Paramedics offer cost-cutting options
County of Mono could save about $2.8 million
Mono County’s much-loved but expensive county paramedic program might get a little less expensive after the paramedics offered a series of cost-cutting measures Tuesday, May 14.
The steps, outlined by Rick Mitchell, president of the paramedics, will not impact the service itself. According to Mitchell they have the potential to save about $2.8 million—the amount the county supplements the program this year out of its general fund.
“We think these changes could carry the program 10 to 15 years ahead,” he said.
The issue came up last year when the previous board of supervisors decided to crack down on what it said was an unacceptable rate of cost increase of the program, which is funded by the county’s general fund, a special 2002 voter-approved tax that funnels some transient occupancy taxes into the paramedic program, and, revenue recovery from the program.
The supervisors asked the paramedics for their ideas about how to make the program less expensive.
Ongoing negotiations with the paramedic’s union are also on the table.
Mitchell said the group focused on two things; one, increase the amount of revenue collected by the program and two, look at organizational and administrative changes that might be less expensive.
The cost recovery proposals included such things as; increased cost recovery for services offered (such as updating the billing structure for drugs for victims, or helping the county public health department vaccinate for the flu); a resident subscription fee that allowed residents to pay a $75 fee as a kind of insurance, should the paramedics be needed; an increase in the amount of revenues from Prop. 172 (the money funneled now to the county under this “first responder” proposition goes to the county district attorney’s office and the county sheriff’s department, according to Mitchell) and a possible $2 voluntary fee added to some lift tickets.
The organizational changes could include such things as more use of reserve paramedics, using a lower cost or “BLS” ambulance that transports only lower-risk or lightly injured patients, and creating a Fire/Paramedic District, he said.
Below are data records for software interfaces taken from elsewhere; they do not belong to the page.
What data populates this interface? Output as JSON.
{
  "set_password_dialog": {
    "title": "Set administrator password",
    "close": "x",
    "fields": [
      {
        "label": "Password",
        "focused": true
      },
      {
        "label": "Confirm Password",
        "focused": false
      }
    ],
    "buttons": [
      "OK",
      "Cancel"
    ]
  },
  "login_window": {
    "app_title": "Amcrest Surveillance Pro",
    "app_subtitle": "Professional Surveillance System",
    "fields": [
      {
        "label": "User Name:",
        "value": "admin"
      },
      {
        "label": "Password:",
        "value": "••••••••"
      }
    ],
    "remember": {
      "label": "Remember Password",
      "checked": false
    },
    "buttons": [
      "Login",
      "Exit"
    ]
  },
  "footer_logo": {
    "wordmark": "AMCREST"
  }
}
The county supervisors commended Mitchell and the paramedics for their effort on the issue and said they would take the recommendations under serious consideration.